An improvised FAQ for Loy Krathong & Yee Peng Festival
Last week was one of great festivities! There were so many things going on in this lovely city of Chiang Mai. It was noticeable the sudden traffic and influx of people that were roaming town.
During the 24th to the 26th of November there were two great festivals that were going on. Loy Krathong Festival & Yee Peng Festival. Which might be a little confusing as they are completely different things. One of the biggest holidays or major reasons to come visit Chiang Mai in this period is for the Lantern ceremony. Which is the one that most people will think of. Or very likely feature on your bucket list.
In a nutshell..
|Yee Peng Festival (Yi Peng)||Loy Krathong Festival (Loi Krathong)|
The local celebration of Yi Peng in Chiang Mai is a religious ceremony in Thai language paying homage to the Buddha. The exact date is not announced and is know only a few weeks in advance. A second lantern release specially catered for foreign tourists is held usually one week after the traditional celebration for a fee of 100USD. For the international Yi Peng, the ceremony is in English and the organizer provides lanterns, seating mat, dinner.

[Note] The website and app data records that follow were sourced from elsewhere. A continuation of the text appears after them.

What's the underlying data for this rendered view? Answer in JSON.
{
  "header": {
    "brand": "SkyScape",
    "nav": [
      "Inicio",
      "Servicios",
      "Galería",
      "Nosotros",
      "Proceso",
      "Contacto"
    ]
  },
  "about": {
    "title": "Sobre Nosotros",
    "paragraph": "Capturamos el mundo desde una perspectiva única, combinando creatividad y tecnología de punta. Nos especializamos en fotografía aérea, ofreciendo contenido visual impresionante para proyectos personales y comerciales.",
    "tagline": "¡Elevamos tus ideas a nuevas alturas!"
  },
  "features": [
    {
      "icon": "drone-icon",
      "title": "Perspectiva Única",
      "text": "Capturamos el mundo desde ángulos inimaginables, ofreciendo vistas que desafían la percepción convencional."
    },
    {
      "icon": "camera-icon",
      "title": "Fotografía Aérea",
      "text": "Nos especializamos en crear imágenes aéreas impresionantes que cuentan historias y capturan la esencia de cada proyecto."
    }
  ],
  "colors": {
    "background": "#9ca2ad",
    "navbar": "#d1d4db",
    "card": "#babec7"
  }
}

During the week end, many events will be held in the city of Chiang Mai: traditional Thai dance, Grand Yi Peng Parade,beauty pageants, fireworks, decorations in the old city… Traditional Lanna dance featuring women with long golden fingernails dancing in synchronized movements is one of the event to catch.
There are 2 lantern releases. The first one is the free traditional and local celebration in the Thai language. The second one (06 November 2014) is for tourists with the celebration in English language for a fee of 100USD (includes lanterns, seating mat, shuttle, krathong, dinner).
The history behind the festival is complex, and Thais celebrate for many reasons. The main rice harvest season has ended and it’s time to thank the Water Goddess for a year’s worth of her abundant supply, as well as an apology for polluting the waters. Some believe that this is the time to symbolically ‘float away’ all the anger and grudges you have been holding onto, and including a fingernail or a lock of hair is seen as a way of letting go of the dark side of yourself, to start anew free of negative feelings. If your candle stays alight until your Krathong disappears out of sight, it means a year of good luck.
Traditionally, Thais release their krathongs into rivers and small canals called ‘klong’. Today, a pond or lake is also good. Many places host a string of cultural activities, such as ‘Ram Wong’ dance performances, krathong-making competitions and a beauty contest. People have started releasing lanterns in Bangkok, but this is only a small part of the festival.
What I learnt from this 2015 edition:
This year the rules changed and they only held the paid version. HOWEVER, there were some people just